The most important thing for cooling climates is to design your windows and overhangs right. Next is air sealing. Then comes ductwork location (ie not in the attic or if you do, foam the rafters). Then comes high Seer a/c. Only then comes wall insulation. I have very conventional 2x4 with batts and the energy audit says my walls "cost" $50 a year in heat gain. This is NC and it is fair to say you have double the a/c needs so you might be $100 if you chose the cheapest wall system. This is for 5000 sqft. Try to make 2x6 with spray foam pay off with those numbers and you can't do it.
Doing it for noise of another issue may be a benefit.
Back to original question, the wall heat gain is so low that a 3 exterior wall room should not be a problem. You can always run another duct to the room just in case.
Our windows will face north so we are good there. Our builder recommended 2x6for the exterior walls because of the extreme wind we tend to get here. It's pretty standard in our area. We' re still playing with the layout and I appreciate all the feedback.
We have this....the wall behind the bed, the window wall, and the wall opposite the bed are outside walls. While it makes the master very private and quiet...I do feel it is a bit colder in there. Our house is also very well insulated with thick walls...so it might be because of the really big expanse of windows or more likely, the fact that the ceiling peaks to 20 ft (I wouldn't do that again if I were doing over....it also makes for a echo-y bedroom!) We now have plantation shutters on the windows which helps with the cold. We moved in at the end of summer, so haven't experienced the dog days yet...i'll tell you in July! We are in NC.
Love your bedroom!
I don't really buy the high wind argument. Not that there is a problem with 2x6s but you can build for high winds without them. In fact, the only thing that 2x6s allow you to do is build with 24 O.C. instead of 16 O.C.
The link for the American Wood Council 130 mph wind guide.
Our MBR/WIC/bath has 3 outside walls, and a 4th shared with the garage which is very well insulated and doesn't get lower than 50-60 degrees in most nights of our Michigan winters. Our lower level, first floor, and garage are built of ICFs, so for this and other reasons are very energy efficient, but the bedroom was cooler than the rest of the house for several reasons:
--all of the outside walls, and a large window (7.5' x 5' ) in the MBR plus a very small window; all 9' ceilings.

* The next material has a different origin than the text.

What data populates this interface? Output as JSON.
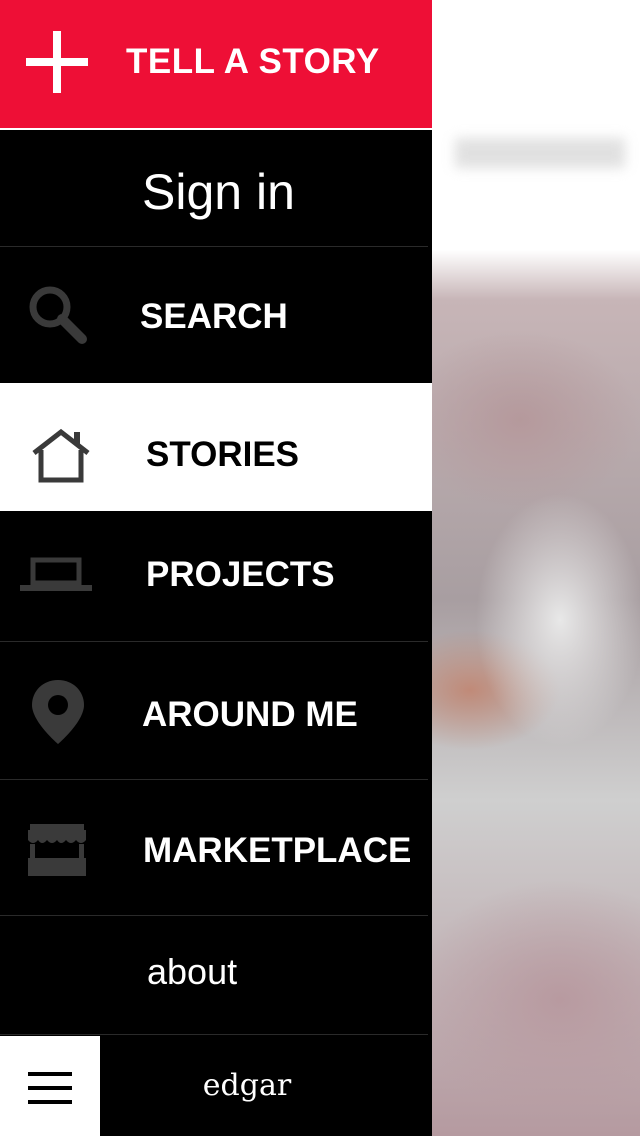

--we keep the ducts of the workshop underneath the MBR etc. closed year round, so no heat rising from there to warm the underside of the MBR suite.
--we only had them run one HVAC duct into the bedroom (SW corner of the house), one into the WIC (NW corner) which also has a small window, and one into the bath (NE corner next to the garage) which has a 4' x 3' window.
--the HVAC ducts have 3 elbows each and are at the end of the run.
We like having a cool bedroom to sleep in, but the coldness of the bathroom really bothered me, so we added a duct connected to the 2nd floor zone which comes on much more often and more forcefully than the 1st floor/LL zone, since it's 2x6 construction with 1" of XPS, and there are fewer ducts on the 2nd floor to dissipate the heat. I love the warmth in there now, and some of it spills into the WIC and bedroom.
I also have a Master Bedroom with 3 walls but only the northwest side has windows. My bedroom stays warm in winter and cool in the summer. Our bathroom which also houses our 9x7 WIC has been problematic with the cool/heat issue. When we close the closet door, there are no issues. Most of the time, it's open. There is no HVAC vent in it which I think explains why it doesn't keep the same temp as everywhere else.
If you prefer a dark bedroom, then it is a fundamental design flaw that you are not designing a home with a mostly interior bedroom in order to produce a darker room. That's basic home design 101.
a home with a mostly interior bedroom in order to produce a darker room.
Or, like Sarah Bernhardt, you can always sleep in a coffin.
Well luckily it's my house and my money so I guess I'll just have to live with a flawed house. ;^)